Arlit, a uranium-mining town, can easily be defined as being in the middle of nowhere. In this case, nowhere is the Sahara desert of Niger. And this is hardly an exaggeration – a 360-degree spin of the camera reveals a vast sandy emptiness that stretches for a seeming infinity.
Forty years ago, Arlit barely existed. In the 1970s, it became a boomtown when the uranium mines began to attract a new age of wealth to poverty-stricken Niger. Industrialists from America, Europe and Japan were a ubiquitous presence, and Africans from across the continent flocked to Arlit in search of high-paying mining jobs. In its heyday, Arlit was home to 25,000 miners and a thriving social environment that earned it the nickname “le deuxieme Paris” (the second Paris).
But the boom eventually went bust. The foreigners and their money disappeared, and the mines began employing far fewer workers. Those who remained began to fall ill from radiation poisoning brought about from direct contact with the uranium. Today, Arlit is a ghost of its former self. The mines exist, but employment opportunities are limited. The many restaurants and clubs that once captivated the nightlife are only a memory today. The main industry is smuggling Africans to Algeria, where they hope to leave for jobs in Europe. What had been the second Paris is now, according to one resident, “the second dump.”
The rise and fall of this Sahara outpost has been captured in the extraordinary documentary “Arlit: Deuxieme Paris” from the Benin-born filmmaker Idrissou Mora Kpai. While the story of Arlit is a tragedy on many levels, Mora Kpai’s film never raises its voice or aims for the stridency that ruins so many social issue documentaries. Instead, the film quietly allows the people of Arlit to tell their personal stories and, in turn, relate how Arlit’s false promises wrecked their lives. The eloquence of these stories is haunting, yet the lack of rancor displayed in the testimony of the people of Arlit is equally stunning.
Viewed today, it is impossible to imagine how Arlit could ever be compared to Paris. The film does not provide any historic footage of Arlit in its prime. Instead, it focuses on the present and shows a small world of dusty streets, crumbling houses, and people trapped in a sense of lethargy. The only commercial establishment that seems to be thriving is the auto repair garage – in a way, it has a great location since it is hundreds of miles from the next village. What appears to be Arlit’s sole bar is open, but the two barmaids (immigrant ladies from Togo) sit idly at their posts – the establishment is out of liquor and they are waiting for their employer to return with a new inventory.

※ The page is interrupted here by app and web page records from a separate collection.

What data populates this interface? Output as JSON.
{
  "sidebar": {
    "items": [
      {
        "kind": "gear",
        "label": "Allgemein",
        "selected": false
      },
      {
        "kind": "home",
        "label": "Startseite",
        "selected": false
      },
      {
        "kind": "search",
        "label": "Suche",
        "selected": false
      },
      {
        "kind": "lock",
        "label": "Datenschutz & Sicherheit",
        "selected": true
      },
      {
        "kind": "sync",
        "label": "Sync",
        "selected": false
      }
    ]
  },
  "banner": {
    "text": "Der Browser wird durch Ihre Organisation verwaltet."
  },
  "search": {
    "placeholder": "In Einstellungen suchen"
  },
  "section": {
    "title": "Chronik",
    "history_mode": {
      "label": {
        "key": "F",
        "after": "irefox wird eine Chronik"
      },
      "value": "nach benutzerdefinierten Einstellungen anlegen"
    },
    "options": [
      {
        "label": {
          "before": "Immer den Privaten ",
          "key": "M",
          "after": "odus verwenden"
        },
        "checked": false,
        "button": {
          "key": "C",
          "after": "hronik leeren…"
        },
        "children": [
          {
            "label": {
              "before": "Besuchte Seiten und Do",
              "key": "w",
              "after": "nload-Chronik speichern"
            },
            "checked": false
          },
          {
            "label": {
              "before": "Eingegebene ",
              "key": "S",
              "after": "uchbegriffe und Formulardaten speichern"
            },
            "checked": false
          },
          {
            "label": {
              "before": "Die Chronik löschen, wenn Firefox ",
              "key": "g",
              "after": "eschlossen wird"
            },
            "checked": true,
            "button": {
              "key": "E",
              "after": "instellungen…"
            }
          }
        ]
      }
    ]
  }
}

Waiting is the main activity in Arlit, according to this film. A Cameroon native in transit to Algeria had his money taken by the local police. He is stuck waiting in Arlit, trying to find a way to get new funds to continue his journey. Men who came to Arlit three decades ago during its ascension sit in quiet comradeship, waiting for death. Their work with the uranium mines destroyed their health and their former employers would sooner allow them to die than provide them with proper health care. A former soldier who ekes out a living as a guide across the desert waits for the latest caravan of would-be European-bound emigrants to arrive. The aforementioned barmaids wait for the elusive day that they can earn enough money to return to their families in Togo.
“Arlit: Deuxieme Paris” also details the environmental catastrophe brought about by the mining operations. Contaminated scrap metal litters the town and the mining companies had previously encouraged the Arlit residents to recycle the toxic metals into everything from plumbing to cooking utensils. The open mines still operate, and it is not uncommon for a strong Sahara wind to blow across the mining pit through Arlit’s streets. Responsibility for the mess is not claimed – the only person of authority to appear on camera is a doctor on a mining company’s payroll, who insists that 99% of the cancer that kills the Arlit residents came from their incessant smoking (the ailing townspeople note that the mining company doctors usually blame their maladies on AIDS). If Arlit has a municipal government, its officials do not appear to be in town.
What makes “Arlit: Deuxieme Paris” so fascinating is the utter lack of fury. The people of Arlit seem almost resigned to their cruel fate, yet some hold out the rare hope of a resurrection of both their own fortunes and the town’s viability. The film’s wonderfully enigmatic closing shot finds a man looking out into the desert. Is he scanning the horizon for the new dawning that so many hope for, or is he confirming the emptiness and hopelessness that surrounds and continues to strangle Arlit? It is a troubling image and a perfect coda for a magnificent documentary.
“Arlit: Deuxieme Paris” is currently in non-theatrical release only. It is a shame this is not being seen in theaters, because it is a triumph of both African cinema and non-fiction filmmaking. It is also among the year’s finest films.